#### [Work request]
Your output should consist of the data, copied exactly.

Data about app and page elements
··········
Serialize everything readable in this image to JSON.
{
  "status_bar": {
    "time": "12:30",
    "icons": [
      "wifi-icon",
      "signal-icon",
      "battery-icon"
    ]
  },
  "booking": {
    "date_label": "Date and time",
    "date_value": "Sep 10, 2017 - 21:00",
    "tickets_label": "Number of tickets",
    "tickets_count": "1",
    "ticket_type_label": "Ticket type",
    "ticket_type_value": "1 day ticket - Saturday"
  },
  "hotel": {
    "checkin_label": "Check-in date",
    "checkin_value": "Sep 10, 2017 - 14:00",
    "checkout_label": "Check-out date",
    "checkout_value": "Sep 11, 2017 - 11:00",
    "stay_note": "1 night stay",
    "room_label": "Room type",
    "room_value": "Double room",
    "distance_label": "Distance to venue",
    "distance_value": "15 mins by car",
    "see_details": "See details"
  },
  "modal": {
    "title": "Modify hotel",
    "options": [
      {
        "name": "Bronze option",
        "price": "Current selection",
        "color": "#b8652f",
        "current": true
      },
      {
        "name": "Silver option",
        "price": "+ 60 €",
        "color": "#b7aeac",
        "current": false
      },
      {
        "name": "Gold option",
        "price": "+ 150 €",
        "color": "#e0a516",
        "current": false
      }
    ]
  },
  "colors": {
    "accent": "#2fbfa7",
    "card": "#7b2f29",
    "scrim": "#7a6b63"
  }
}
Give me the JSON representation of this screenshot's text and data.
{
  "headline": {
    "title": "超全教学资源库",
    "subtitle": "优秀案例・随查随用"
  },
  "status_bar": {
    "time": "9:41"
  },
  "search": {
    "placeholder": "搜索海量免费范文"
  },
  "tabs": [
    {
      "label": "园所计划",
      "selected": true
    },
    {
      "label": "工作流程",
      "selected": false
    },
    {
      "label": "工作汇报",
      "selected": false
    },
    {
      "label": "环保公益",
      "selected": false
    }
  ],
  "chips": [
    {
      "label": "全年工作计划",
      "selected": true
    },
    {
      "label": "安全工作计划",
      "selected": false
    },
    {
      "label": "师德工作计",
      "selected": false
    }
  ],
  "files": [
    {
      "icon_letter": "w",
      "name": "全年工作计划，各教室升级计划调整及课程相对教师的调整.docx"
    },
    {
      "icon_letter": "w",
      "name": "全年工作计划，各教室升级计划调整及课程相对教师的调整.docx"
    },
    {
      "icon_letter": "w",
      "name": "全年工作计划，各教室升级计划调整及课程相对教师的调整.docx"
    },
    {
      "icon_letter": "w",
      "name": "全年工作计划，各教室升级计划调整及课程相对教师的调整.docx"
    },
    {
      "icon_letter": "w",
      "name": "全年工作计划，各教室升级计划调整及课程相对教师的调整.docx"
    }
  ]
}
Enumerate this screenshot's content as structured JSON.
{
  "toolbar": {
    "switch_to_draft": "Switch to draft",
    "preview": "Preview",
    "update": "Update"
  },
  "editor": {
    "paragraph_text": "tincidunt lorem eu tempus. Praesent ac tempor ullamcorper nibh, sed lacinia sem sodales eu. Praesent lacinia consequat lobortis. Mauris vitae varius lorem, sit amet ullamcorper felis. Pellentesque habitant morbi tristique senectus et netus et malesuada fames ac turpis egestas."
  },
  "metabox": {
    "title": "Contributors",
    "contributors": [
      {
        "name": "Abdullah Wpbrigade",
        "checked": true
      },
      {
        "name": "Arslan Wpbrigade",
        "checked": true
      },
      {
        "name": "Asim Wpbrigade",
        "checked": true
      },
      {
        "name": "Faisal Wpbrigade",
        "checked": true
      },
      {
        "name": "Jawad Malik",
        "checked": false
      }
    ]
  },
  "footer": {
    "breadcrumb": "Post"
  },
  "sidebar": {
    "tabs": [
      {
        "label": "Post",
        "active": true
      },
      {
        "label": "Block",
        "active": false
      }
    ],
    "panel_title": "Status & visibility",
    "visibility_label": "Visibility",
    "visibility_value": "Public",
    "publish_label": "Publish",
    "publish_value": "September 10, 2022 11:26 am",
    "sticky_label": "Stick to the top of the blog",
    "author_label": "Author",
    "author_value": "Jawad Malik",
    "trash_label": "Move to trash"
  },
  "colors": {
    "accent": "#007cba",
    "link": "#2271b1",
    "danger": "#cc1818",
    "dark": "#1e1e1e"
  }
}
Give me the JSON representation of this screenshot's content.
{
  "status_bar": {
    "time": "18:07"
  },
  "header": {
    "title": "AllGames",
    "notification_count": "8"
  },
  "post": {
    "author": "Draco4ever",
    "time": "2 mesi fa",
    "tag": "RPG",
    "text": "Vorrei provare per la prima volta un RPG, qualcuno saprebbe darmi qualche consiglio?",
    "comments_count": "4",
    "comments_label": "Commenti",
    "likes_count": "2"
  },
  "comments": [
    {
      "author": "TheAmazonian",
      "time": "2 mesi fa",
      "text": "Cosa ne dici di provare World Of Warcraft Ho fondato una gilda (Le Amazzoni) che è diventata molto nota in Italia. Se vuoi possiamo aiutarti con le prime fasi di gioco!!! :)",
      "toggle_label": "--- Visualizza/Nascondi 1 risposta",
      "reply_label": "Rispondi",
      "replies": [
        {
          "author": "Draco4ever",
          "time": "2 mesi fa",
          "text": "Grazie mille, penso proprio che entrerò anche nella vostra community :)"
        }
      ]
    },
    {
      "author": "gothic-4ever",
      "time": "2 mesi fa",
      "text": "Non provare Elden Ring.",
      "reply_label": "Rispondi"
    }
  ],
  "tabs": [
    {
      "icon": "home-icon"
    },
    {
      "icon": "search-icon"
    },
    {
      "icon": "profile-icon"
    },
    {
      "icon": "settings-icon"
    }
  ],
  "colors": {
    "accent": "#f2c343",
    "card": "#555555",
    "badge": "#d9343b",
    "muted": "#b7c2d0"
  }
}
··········
#### [Solution]
Serialize everything readable in this image to JSON.
{
  "status_bar": {
    "time": "12:30",
    "icons": [
      "wifi-icon",
      "signal-icon",
      "battery-icon"
    ]
  },
  "booking": {
    "date_label": "Date and time",
    "date_value": "Sep 10, 2017 - 21:00",
    "tickets_label": "Number of tickets",
    "tickets_count": "1",
    "ticket_type_label": "Ticket type",
    "ticket_type_value": "1 day ticket - Saturday"
  },
  "hotel": {
    "checkin_label": "Check-in date",
    "checkin_value": "Sep 10, 2017 - 14:00",
    "checkout_label": "Check-out date",
    "checkout_value": "Sep 11, 2017 - 11:00",
    "stay_note": "1 night stay",
    "room_label": "Room type",
    "room_value": "Double room",
    "distance_label": "Distance to venue",
    "distance_value": "15 mins by car",
    "see_details": "See details"
  },
  "modal": {
    "title": "Modify hotel",
    "options": [
      {
        "name": "Bronze option",
        "price": "Current selection",
        "color": "#b8652f",
        "current": true
      },
      {
        "name": "Silver option",
        "price": "+ 60 €",
        "color": "#b7aeac",
        "current": false
      },
      {
        "name": "Gold option",
        "price": "+ 150 €",
        "color": "#e0a516",
        "current": false
      }
    ]
  },
  "colors": {
    "accent": "#2fbfa7",
    "card": "#7b2f29",
    "scrim": "#7a6b63"
  }
}
Give me the JSON representation of this screenshot's text and data.
{
  "headline": {
    "title": "超全教学资源库",
    "subtitle": "优秀案例・随查随用"
  },
  "status_bar": {
    "time": "9:41"
  },
  "search": {
    "placeholder": "搜索海量免费范文"
  },
  "tabs": [
    {
      "label": "园所计划",
      "selected": true
    },
    {
      "label": "工作流程",
      "selected": false
    },
    {
      "label": "工作汇报",
      "selected": false
    },
    {
      "label": "环保公益",
      "selected": false
    }
  ],
  "chips": [
    {
      "label": "全年工作计划",
      "selected": true
    },
    {
      "label": "安全工作计划",
      "selected": false
    },
    {
      "label": "师德工作计",
      "selected": false
    }
  ],
  "files": [
    {
      "icon_letter": "w",
      "name": "全年工作计划，各教室升级计划调整及课程相对教师的调整.docx"
    },
    {
      "icon_letter": "w",
      "name": "全年工作计划，各教室升级计划调整及课程相对教师的调整.docx"
    },
    {
      "icon_letter": "w",
      "name": "全年工作计划，各教室升级计划调整及课程相对教师的调整.docx"
    },
    {
      "icon_letter": "w",
      "name": "全年工作计划，各教室升级计划调整及课程相对教师的调整.docx"
    },
    {
      "icon_letter": "w",
      "name": "全年工作计划，各教室升级计划调整及课程相对教师的调整.docx"
    }
  ]
}
Enumerate this screenshot's content as structured JSON.
{
  "toolbar": {
    "switch_to_draft": "Switch to draft",
    "preview": "Preview",
    "update": "Update"
  },
  "editor": {
    "paragraph_text": "tincidunt lorem eu tempus. Praesent ac tempor ullamcorper nibh, sed lacinia sem sodales eu. Praesent lacinia consequat lobortis. Mauris vitae varius lorem, sit amet ullamcorper felis. Pellentesque habitant morbi tristique senectus et netus et malesuada fames ac turpis egestas."
  },
  "metabox": {
    "title": "Contributors",
    "contributors": [
      {
        "name": "Abdullah Wpbrigade",
        "checked": true
      },
      {
        "name": "Arslan Wpbrigade",
        "checked": true
      },
      {
        "name": "Asim Wpbrigade",
        "checked": true
      },
      {
        "name": "Faisal Wpbrigade",
        "checked": true
      },
      {
        "name": "Jawad Malik",
        "checked": false
      }
    ]
  },
  "footer": {
    "breadcrumb": "Post"
  },
  "sidebar": {
    "tabs": [
      {
        "label": "Post",
        "active": true
      },
      {
        "label": "Block",
        "active": false
      }
    ],
    "panel_title": "Status & visibility",
    "visibility_label": "Visibility",
    "visibility_value": "Public",
    "publish_label": "Publish",
    "publish_value": "September 10, 2022 11:26 am",
    "sticky_label": "Stick to the top of the blog",
    "author_label": "Author",
    "author_value": "Jawad Malik",
    "trash_label": "Move to trash"
  },
  "colors": {
    "accent": "#007cba",
    "link": "#2271b1",
    "danger": "#cc1818",
    "dark": "#1e1e1e"
  }
}
Give me the JSON representation of this screenshot's content.
{
  "status_bar": {
    "time": "18:07"
  },
  "header": {
    "title": "AllGames",
    "notification_count": "8"
  },
  "post": {
    "author": "Draco4ever",
    "time": "2 mesi fa",
    "tag": "RPG",
    "text": "Vorrei provare per la prima volta un RPG, qualcuno saprebbe darmi qualche consiglio?",
    "comments_count": "4",
    "comments_label": "Commenti",
    "likes_count": "2"
  },
  "comments": [
    {
      "author": "TheAmazonian",
      "time": "2 mesi fa",
      "text": "Cosa ne dici di provare World Of Warcraft Ho fondato una gilda (Le Amazzoni) che è diventata molto nota in Italia. Se vuoi possiamo aiutarti con le prime fasi di gioco!!! :)",
      "toggle_label": "--- Visualizza/Nascondi 1 risposta",
      "reply_label": "Rispondi",
      "replies": [
        {
          "author": "Draco4ever",
          "time": "2 mesi fa",
          "text": "Grazie mille, penso proprio che entrerò anche nella vostra community :)"
        }
      ]
    },
    {
      "author": "gothic-4ever",
      "time": "2 mesi fa",
      "text": "Non provare Elden Ring.",
      "reply_label": "Rispondi"
    }
  ],
  "tabs": [
    {
      "icon": "home-icon"
    },
    {
      "icon": "search-icon"
    },
    {
      "icon": "profile-icon"
    },
    {
      "icon": "settings-icon"
    }
  ],
  "colors": {
    "accent": "#f2c343",
    "card": "#555555",
    "badge": "#d9343b",
    "muted": "#b7c2d0"
  }
}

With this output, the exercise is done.